VaultBoot: Attestation as a Service
In the highest level of security profile (CRITICAL), the Vault 111 hardware node enables multi-trust anchors through the chip security features. The Next-Gen firmware architecture deal with hardware initialization and execution payload separately. Vaultboot is based on heads. It’s developed and maintained by HardenedVault. HardenedVault upstreamed a several features as well. Vaultboot is a firmware security payload highly focus on trusted computing and advanced defense, e.g: Verified boot (also known as Secure Boot) and measured boot, TPMv2 based FDE (Full-disk encryption), local/remote attestation, built-in DH key exchange against physical attack such as TPM Genie.
Why not contribute to the “upstream”
Heads is an open source project initiated by Trammel Hudson in the early years (2016) with the goal of replacing the bloated UEFI DXE drviers with Linux payload. But Mr.Hudson did not participate much in the work of heads since 2017.
In 2017, heads changed their original goal, that is, the heads existed as the payload of coreboot, and we don’t quite understand why heads tested coreboot and payload as a whole, which is a time-consuming work even for a regular regressional test, which may be one of the reasons why heads seem to be more “active” although most of commits aren’t features-related.
The prototype of VaultBoot’s development began in 2019, when HardenedLinux used SMI handler (via SMM) for lock reg on chipset, and later VaultBoot continued to develop many features including TPM2 support, TPM-based FDE, and params encryption due to the need for advanced threat protection nodes. The philosophy of heads and vaultboot is different, heads see themselves as a complete solution (don’t remember when they deleted the option which allows you to choose build heads as a complete firmware or only build it as a Linux payload for coreboot), while VaultBoot continues to stick with KISS principles and exists only as a Linux payload (which can work with coreboot but also UEFI and even legacy BIOS, with necessary adaptions). On the other hand, heads targets individual users, and VaultBoot’s main goal is to reduce the deployment cost of advanced threat protection technology so that more SMEs and NGOs can use it.

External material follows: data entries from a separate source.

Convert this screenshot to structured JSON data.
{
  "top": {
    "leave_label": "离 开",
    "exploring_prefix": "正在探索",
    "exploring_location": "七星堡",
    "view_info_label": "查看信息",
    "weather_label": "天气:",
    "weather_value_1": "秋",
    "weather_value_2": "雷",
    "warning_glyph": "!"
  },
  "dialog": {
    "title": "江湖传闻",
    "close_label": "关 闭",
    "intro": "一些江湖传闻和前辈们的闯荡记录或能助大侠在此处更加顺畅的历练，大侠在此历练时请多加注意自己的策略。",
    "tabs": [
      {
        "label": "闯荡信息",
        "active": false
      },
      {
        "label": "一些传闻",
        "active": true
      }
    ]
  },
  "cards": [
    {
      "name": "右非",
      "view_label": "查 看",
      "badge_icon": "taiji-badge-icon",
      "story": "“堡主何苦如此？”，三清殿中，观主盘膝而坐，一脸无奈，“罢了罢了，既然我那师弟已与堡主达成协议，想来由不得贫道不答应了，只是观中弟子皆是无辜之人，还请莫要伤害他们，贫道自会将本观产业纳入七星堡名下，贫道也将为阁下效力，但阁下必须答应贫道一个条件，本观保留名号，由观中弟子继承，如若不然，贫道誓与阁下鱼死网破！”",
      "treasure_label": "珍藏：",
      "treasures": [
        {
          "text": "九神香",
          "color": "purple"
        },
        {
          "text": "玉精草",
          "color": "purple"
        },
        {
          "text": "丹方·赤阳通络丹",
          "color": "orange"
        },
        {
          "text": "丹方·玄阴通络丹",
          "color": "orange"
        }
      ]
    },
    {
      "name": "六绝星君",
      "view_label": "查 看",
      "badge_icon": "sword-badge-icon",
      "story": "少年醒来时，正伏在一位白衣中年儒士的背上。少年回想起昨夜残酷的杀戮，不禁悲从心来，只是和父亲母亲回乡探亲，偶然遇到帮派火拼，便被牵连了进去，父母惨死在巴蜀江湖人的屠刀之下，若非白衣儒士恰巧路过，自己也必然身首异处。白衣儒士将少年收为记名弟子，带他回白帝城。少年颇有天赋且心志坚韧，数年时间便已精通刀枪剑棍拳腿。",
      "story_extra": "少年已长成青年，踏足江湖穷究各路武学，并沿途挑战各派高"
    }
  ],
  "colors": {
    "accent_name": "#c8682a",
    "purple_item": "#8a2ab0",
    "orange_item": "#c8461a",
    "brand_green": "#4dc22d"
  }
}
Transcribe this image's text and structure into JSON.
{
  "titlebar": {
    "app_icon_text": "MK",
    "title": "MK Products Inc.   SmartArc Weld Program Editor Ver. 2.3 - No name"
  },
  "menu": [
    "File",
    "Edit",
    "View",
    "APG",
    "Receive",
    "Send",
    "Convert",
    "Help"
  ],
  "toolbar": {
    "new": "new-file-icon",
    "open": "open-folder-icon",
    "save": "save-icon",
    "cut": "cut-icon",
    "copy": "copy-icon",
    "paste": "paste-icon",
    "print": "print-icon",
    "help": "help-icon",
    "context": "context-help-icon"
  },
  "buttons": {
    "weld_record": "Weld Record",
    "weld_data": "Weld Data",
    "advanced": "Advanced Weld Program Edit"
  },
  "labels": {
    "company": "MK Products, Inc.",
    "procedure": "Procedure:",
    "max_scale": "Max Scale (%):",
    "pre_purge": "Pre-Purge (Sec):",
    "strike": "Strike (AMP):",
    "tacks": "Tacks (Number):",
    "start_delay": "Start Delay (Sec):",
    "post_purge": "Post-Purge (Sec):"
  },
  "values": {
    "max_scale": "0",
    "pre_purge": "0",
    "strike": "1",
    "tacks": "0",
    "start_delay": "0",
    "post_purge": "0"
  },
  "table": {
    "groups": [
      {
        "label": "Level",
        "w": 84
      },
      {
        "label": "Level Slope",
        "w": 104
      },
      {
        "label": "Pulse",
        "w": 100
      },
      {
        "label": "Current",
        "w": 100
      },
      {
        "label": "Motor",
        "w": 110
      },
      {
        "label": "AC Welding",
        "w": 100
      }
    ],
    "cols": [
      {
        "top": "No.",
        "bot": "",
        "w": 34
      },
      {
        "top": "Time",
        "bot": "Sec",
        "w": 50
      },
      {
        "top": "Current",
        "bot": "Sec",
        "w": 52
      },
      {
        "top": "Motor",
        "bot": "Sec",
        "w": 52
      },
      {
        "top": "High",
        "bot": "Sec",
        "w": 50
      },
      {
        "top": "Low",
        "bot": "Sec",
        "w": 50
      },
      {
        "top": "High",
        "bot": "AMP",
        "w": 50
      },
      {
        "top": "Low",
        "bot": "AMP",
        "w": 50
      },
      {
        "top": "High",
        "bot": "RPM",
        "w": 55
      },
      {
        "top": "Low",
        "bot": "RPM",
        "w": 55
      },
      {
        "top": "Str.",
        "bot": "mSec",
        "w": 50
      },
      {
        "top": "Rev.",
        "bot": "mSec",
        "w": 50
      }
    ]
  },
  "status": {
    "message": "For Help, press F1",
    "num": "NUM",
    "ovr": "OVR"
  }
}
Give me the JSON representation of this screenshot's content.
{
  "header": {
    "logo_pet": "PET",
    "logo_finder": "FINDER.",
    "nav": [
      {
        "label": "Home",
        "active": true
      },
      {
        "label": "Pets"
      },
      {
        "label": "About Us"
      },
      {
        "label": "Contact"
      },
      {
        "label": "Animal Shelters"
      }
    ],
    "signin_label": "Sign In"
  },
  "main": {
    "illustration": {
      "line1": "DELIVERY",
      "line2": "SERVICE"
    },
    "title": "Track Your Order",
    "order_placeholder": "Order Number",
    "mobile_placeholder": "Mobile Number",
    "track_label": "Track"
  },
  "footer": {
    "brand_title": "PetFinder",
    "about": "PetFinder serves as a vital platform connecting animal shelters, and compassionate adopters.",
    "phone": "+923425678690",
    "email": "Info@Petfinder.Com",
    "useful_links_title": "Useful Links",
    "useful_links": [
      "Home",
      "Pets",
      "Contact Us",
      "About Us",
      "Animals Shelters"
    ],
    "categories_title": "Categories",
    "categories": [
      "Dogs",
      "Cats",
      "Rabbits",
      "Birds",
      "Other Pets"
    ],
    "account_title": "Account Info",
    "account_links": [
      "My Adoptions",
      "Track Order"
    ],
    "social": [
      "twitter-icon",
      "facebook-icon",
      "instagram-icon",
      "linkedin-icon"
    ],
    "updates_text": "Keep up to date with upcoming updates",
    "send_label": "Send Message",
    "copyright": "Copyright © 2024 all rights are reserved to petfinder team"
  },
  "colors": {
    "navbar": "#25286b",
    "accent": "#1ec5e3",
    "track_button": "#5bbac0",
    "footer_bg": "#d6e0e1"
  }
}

|TPM-based FDE (Full-disk encryption)||YES||YES|
How to build VaultBoot
Please check the HowtoBuild document.
What’s the typical attestation look like?
Example of remote attestation with FDE (full-disk encryption)
Step 1: node extracts the public part of EK, sends it to the admin of atestation server.
Step 2: admin genrates enrollment data for the ek (containing symmetric key encrypted against the EK) and deploy them to the attestation server, enabling trial attestation for this EK (ignore PCR value).
Step 3: node generates one-time AK and AK-signed quote, sends quote to attestation server.
Step 4: During trial attestation, server verifies quote is AK-signed and AK is enrolled, sends encrypted enrollment data against EK to node.
Step 5: node decrypts encrypted enrollment data and further obtains symmetric key，set up FDE with symmetric key combined with local key.
Step 6: node confirms bootable under trial attestation, ask admin of attestation server to enable formal attestation for their EK (trust first received PCR value after enabling).
Step 7: node boot under formal attestation.
VaultBoot plays the crucial role for SaaS provided by HardenedVault. We will continue to support the open source cause to benefit both community and our clients.